[PROBLEM] Repeat the data exactly, every last line of it.

[Interface dataset entries]
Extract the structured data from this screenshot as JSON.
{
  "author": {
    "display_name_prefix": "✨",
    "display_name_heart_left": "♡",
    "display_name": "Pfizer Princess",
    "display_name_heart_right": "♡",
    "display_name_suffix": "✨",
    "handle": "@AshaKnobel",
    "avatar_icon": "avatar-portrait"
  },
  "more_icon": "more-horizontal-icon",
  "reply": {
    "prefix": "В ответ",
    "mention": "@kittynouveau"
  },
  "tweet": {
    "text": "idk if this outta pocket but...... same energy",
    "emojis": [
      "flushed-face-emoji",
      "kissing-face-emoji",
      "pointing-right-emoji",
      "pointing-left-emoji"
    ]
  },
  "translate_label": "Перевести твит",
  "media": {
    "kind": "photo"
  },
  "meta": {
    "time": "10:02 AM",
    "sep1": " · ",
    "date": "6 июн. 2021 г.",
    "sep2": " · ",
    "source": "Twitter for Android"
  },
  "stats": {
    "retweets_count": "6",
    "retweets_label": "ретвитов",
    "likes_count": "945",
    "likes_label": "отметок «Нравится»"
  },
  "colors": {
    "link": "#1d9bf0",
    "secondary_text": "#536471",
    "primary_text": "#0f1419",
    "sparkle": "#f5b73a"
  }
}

[TASK SOLUTION]
Extract the structured data from this screenshot as JSON.
{
  "author": {
    "display_name_prefix": "✨",
    "display_name_heart_left": "♡",
    "display_name": "Pfizer Princess",
    "display_name_heart_right": "♡",
    "display_name_suffix": "✨",
    "handle": "@AshaKnobel",
    "avatar_icon": "avatar-portrait"
  },
  "more_icon": "more-horizontal-icon",
  "reply": {
    "prefix": "В ответ",
    "mention": "@kittynouveau"
  },
  "tweet": {
    "text": "idk if this outta pocket but...... same energy",
    "emojis": [
      "flushed-face-emoji",
      "kissing-face-emoji",
      "pointing-right-emoji",
      "pointing-left-emoji"
    ]
  },
  "translate_label": "Перевести твит",
  "media": {
    "kind": "photo"
  },
  "meta": {
    "time": "10:02 AM",
    "sep1": " · ",
    "date": "6 июн. 2021 г.",
    "sep2": " · ",
    "source": "Twitter for Android"
  },
  "stats": {
    "retweets_count": "6",
    "retweets_label": "ретвитов",
    "likes_count": "945",
    "likes_label": "отметок «Нравится»"
  },
  "colors": {
    "link": "#1d9bf0",
    "secondary_text": "#536471",
    "primary_text": "#0f1419",
    "sparkle": "#f5b73a"
  }
}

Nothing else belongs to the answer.